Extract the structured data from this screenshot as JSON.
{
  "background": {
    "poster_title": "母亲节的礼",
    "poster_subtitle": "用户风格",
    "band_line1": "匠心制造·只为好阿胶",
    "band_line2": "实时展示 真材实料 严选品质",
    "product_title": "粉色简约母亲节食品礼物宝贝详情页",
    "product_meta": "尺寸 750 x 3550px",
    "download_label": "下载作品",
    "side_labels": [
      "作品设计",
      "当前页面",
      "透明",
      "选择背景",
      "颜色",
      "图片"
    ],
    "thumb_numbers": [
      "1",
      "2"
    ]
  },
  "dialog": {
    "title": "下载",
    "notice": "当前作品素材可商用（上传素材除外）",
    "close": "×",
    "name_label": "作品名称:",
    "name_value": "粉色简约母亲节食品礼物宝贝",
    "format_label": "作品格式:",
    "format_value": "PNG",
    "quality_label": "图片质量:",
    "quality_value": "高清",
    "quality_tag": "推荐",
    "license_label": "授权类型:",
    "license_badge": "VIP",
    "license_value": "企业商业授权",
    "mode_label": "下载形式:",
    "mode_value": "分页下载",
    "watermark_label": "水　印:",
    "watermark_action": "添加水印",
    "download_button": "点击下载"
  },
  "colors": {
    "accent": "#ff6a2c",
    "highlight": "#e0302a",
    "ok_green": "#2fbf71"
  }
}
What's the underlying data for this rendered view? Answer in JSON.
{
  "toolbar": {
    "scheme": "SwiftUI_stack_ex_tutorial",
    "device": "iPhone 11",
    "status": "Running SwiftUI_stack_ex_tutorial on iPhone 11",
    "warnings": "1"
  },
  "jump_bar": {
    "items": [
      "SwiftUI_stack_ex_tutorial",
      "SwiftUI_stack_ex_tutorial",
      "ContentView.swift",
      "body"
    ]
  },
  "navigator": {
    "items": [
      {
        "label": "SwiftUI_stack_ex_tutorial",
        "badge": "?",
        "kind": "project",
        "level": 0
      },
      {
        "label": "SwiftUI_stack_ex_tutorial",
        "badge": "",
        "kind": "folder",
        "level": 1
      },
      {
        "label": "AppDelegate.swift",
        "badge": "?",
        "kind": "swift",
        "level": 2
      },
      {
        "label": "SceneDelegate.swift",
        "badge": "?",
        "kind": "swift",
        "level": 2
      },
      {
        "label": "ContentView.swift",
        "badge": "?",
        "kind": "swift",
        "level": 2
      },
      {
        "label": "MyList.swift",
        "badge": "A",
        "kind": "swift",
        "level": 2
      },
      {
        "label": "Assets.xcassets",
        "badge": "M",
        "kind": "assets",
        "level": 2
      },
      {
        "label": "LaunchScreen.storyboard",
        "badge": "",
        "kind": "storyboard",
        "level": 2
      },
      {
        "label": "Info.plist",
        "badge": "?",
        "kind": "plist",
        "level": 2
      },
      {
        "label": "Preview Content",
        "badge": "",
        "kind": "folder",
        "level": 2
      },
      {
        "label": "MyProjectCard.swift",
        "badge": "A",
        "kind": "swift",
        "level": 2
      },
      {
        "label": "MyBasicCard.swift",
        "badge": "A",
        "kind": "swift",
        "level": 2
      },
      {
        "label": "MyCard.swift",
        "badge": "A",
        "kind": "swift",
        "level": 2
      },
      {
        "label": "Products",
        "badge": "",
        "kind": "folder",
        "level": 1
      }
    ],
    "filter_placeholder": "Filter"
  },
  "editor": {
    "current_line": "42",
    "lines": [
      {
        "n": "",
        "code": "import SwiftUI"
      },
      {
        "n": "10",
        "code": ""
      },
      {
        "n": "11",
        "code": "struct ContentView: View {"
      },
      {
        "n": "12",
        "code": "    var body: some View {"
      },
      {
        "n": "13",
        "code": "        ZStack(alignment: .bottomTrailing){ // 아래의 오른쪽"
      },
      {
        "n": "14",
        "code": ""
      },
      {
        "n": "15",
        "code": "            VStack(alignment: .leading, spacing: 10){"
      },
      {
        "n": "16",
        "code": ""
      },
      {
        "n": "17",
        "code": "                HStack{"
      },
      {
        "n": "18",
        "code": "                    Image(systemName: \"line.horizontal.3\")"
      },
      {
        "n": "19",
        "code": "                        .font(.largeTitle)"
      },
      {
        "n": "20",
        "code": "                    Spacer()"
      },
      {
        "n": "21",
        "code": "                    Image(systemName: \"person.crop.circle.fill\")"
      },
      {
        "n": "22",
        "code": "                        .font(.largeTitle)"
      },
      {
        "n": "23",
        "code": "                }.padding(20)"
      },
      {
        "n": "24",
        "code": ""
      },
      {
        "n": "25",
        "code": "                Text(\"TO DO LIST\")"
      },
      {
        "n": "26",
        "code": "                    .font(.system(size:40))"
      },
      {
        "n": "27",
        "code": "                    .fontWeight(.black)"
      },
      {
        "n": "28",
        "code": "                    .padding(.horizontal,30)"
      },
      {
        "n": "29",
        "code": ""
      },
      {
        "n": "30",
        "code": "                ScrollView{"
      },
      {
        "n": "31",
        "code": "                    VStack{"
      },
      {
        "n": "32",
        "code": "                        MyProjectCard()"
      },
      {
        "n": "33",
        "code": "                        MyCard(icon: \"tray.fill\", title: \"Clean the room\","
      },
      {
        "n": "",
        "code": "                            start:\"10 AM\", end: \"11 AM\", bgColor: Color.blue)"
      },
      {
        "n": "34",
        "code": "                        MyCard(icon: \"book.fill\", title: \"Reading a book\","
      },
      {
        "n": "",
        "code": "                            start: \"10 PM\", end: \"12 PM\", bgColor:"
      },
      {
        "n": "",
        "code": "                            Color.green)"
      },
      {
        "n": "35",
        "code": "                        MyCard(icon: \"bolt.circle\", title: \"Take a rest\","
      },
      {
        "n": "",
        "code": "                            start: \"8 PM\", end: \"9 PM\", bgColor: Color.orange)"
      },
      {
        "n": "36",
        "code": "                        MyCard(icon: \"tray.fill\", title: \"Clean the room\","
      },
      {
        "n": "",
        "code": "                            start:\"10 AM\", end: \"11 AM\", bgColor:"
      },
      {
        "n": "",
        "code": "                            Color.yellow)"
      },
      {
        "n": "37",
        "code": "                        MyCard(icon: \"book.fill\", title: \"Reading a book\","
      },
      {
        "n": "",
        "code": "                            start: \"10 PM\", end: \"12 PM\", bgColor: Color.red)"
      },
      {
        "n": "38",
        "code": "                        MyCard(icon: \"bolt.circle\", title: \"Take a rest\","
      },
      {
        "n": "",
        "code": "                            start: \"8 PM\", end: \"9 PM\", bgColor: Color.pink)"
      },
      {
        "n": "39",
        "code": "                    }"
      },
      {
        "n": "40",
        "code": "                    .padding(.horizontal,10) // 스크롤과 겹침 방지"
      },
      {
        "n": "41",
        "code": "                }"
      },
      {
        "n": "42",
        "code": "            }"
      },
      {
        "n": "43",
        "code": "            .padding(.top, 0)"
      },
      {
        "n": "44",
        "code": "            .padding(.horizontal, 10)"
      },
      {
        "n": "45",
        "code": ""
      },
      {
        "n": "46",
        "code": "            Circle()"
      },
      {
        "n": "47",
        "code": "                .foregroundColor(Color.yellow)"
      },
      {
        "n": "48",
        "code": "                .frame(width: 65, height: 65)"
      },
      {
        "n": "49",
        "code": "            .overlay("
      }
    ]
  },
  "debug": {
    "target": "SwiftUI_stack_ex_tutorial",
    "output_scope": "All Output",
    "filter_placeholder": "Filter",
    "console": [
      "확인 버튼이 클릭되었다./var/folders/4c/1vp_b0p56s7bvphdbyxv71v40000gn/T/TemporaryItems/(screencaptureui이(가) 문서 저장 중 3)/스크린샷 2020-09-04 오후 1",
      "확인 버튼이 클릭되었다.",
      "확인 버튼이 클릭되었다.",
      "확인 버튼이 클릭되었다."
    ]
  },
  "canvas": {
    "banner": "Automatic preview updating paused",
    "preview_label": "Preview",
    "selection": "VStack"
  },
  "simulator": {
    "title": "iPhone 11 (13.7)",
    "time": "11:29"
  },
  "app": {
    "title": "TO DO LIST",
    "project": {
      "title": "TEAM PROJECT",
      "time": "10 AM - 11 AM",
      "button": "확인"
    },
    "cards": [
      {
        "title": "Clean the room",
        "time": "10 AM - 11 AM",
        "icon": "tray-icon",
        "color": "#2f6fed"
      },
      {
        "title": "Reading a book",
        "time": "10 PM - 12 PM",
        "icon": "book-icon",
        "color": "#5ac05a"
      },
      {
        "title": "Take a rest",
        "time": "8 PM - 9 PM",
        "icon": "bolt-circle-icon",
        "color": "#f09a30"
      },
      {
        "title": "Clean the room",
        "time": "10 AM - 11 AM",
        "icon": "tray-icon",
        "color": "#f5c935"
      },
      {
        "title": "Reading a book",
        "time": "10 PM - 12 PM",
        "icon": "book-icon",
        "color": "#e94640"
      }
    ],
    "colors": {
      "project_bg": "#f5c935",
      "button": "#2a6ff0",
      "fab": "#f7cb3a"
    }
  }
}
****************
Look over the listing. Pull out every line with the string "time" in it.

    "time": "11:29"
      "time": "10 AM - 11 AM",
        "time": "10 AM - 11 AM",
        "time": "10 PM - 12 PM",
        "time": "8 PM - 9 PM",
        "time": "10 AM - 11 AM",
        "time": "10 PM - 12 PM",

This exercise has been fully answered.